  2. (Genre 360-Andy) I feel the example of your friend who writes a full first draft and puts in a drawer is very helpful. Often when i'm critiqing i'm too set on my original draft to make major changes. However, in my last revision of a scene I completely scratched the original and took the scene in a new direction. I'm satisfied with my new scene, and I think that style of revision is effective.

  3. A. La Faye, I agree with you on re-envisioning as a good way to start a revision. I guess I find that true but the part of leaving getting frustrated once revision is required, I think that is where I need to move faster and leave that emotion to rest. Indeed, attitude is the difference maker!

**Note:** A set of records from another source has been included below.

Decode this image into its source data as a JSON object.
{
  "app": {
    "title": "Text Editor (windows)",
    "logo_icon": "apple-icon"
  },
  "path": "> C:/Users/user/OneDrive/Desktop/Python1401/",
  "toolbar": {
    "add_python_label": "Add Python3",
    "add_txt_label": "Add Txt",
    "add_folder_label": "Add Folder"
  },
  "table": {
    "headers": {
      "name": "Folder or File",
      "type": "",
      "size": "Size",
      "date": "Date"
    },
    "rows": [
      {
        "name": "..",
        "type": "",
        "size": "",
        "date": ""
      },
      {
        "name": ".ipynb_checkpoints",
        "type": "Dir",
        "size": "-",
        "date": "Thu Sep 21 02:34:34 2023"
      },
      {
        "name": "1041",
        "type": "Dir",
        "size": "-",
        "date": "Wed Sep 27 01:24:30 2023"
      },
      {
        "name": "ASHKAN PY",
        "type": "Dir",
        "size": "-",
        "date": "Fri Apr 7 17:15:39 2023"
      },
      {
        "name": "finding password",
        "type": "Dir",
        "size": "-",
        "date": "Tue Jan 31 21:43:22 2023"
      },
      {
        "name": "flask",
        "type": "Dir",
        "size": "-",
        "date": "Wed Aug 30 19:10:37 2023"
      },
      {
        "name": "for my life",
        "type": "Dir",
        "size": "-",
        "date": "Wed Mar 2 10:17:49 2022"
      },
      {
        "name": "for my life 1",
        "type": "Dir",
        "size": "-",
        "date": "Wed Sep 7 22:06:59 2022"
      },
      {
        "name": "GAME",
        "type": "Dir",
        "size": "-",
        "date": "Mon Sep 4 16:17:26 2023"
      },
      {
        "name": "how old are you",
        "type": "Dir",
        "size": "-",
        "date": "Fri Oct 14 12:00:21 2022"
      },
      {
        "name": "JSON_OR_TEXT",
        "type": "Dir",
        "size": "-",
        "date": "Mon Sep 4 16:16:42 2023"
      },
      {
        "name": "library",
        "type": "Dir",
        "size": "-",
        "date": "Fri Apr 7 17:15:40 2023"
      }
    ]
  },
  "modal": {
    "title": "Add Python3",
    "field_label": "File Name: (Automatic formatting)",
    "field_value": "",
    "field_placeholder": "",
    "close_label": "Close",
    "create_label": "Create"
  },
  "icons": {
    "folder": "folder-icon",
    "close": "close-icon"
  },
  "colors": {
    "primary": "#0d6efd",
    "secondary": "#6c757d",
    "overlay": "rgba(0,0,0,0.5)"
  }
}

  4. Greetings! I realize you wrote this post awhile ago, but I just came back to your blog today and so appreciated what you had to say about revisions. I wish I could say I always approached my revisions with a ready and eager spirit, but sometimes I just can't muster it. Recently I had been dragging my feet after the fourth or so revision of a short story, and was feeling discouraged by what was being asked of me by the others involved in the project. But I can say that what I ended up submitting to them was stronger and I can see will serve their purpose far better than the earlier version. But I do agree that I have learned more about my stories when I have allowed revision to happen (let alone the prose improving). Sometimes it's jaw dropping revelation. And if I hadn't returned to revise a certain section I would have never learned that about this character. Thank you for this post! Jessica I.